More noise than signal

Molly’s Game

Republished from the show notes of my other site, Fuds on Film.

Jessica Chastain’s Molly Bloom seemed to have her life pretty well planned out for a teenager. As demanded by her father Larry (Kevin Costner), her lifelong training brings her to the edge of qualifying for the Olympic ski team, and her academic results should see her follow that up with law school. However, a freak accident sees her hope vanquished, and she decides to take a year off to recuperate in LA.

So, she was working as a waitress in a cocktail bar when she meets us, and soon after meets property developer and all-round prick Dean Keith (Jeremy Strong), who hires her as a PA / scream recipient. Things take a different path when she’s asked to run Keith’s regular high-stakes, mainly legal poker nights, where some of Hollywood’s most powerful play, including Michael Cera’s Player X, an amalgam of some of rich actor pricks, but apparently mainly Toby McGuire.

So it goes, with Bloom learning the game and improving her hosting, making sizable tips in the process, and also learning some of the secrets of the powerbrokers. She gets so good at this that, when an irrational Keith fires her, she steals the poker game and players away with her to a plush hotel suite, doing a much better job and making more money as a result. Her new priority is keeping Player X happy by finding a steady stream of other players for him to dominate, because, again, he’s a prick who acts like someone is continually pissing in his cornflakes.

Eventually that falls apart once Player X’s ego gets in the way for the last time, and Molly takes her game to New York, running even higher stake games at the same time as she’s running herself into the ground. Some seemingly minor drug-addled mistakes lead, in a roundabout way, to the framing device of the film, her defence in a wide ranging criminal investigation into organised crime that sees a now-broke, asset-seized Molly hire elite fictional lawyer Charlie Jaffey (Idris Elba) as defence attorney and exposition sounding board.

Aaron Sorkin’s directorial debut sees him working off of his own adaptation of Molly Bloom’s autobiography, and it appears as though he’s been paying attention to the directors he’s worked with to produce a very solid outing. Nothing, perhaps, stands out as overtly awe-inspiring moments of brilliance, but I don’t recall any clunking mis-steps either, so smatterings of applause all round.

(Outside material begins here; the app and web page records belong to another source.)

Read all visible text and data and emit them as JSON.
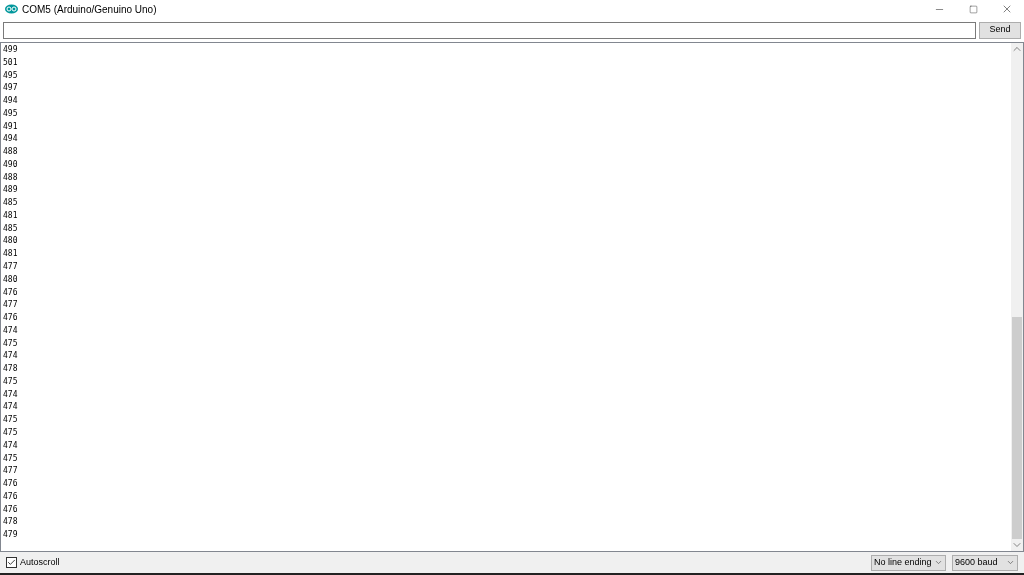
{
  "window": {
    "title": "COM5 (Arduino/Genuino Uno)"
  },
  "input": {
    "send_label": "Send"
  },
  "output_lines": [
    "499",
    "501",
    "495",
    "497",
    "494",
    "495",
    "491",
    "494",
    "488",
    "490",
    "488",
    "489",
    "485",
    "481",
    "485",
    "480",
    "481",
    "477",
    "480",
    "476",
    "477",
    "476",
    "474",
    "475",
    "474",
    "478",
    "475",
    "474",
    "474",
    "475",
    "475",
    "474",
    "475",
    "477",
    "476",
    "476",
    "476",
    "478",
    "479"
  ],
  "status_bar": {
    "autoscroll": {
      "label": "Autoscroll",
      "checked": true
    },
    "line_ending": "No line ending",
    "baud": "9600 baud"
  }
}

Without the flash to distract, then, it’s mostly hanging on the strengths of the script and the performances, and thankfully that’s sturdy enough to carry the film. Chastain gives an assured interpretation of the character, although one I took a while to warm to. I’d been thinking that she’s not a tremendously sympathetic character, until it dawned on me that she’s not actually asking for any sympathy, just telling us what happened. That works pretty well, apart from the one seen in the final act where she reunites with her estranged father that I’m going to guess is an invention, mainly because it seems to have been written in to balance a largely emotionless retelling of the story. It’s a fine scene in isolation, but seems alien to its surroundings.

It’s definitely Jessica Chastain’s show, and is all the better for it, but the supporting cast are uniformly solid too. I keep using that word. It’s about as good a description of the film that I can think of. It’s a good story, well told, and an agreeable way to spend a couple of hours. I’m not going to pretend that I was blown away by any particular aspect of it – it’s very much the sum of its parts, but all those parts are pretty good, so there’s no shame in that game. Recommendation: watch it.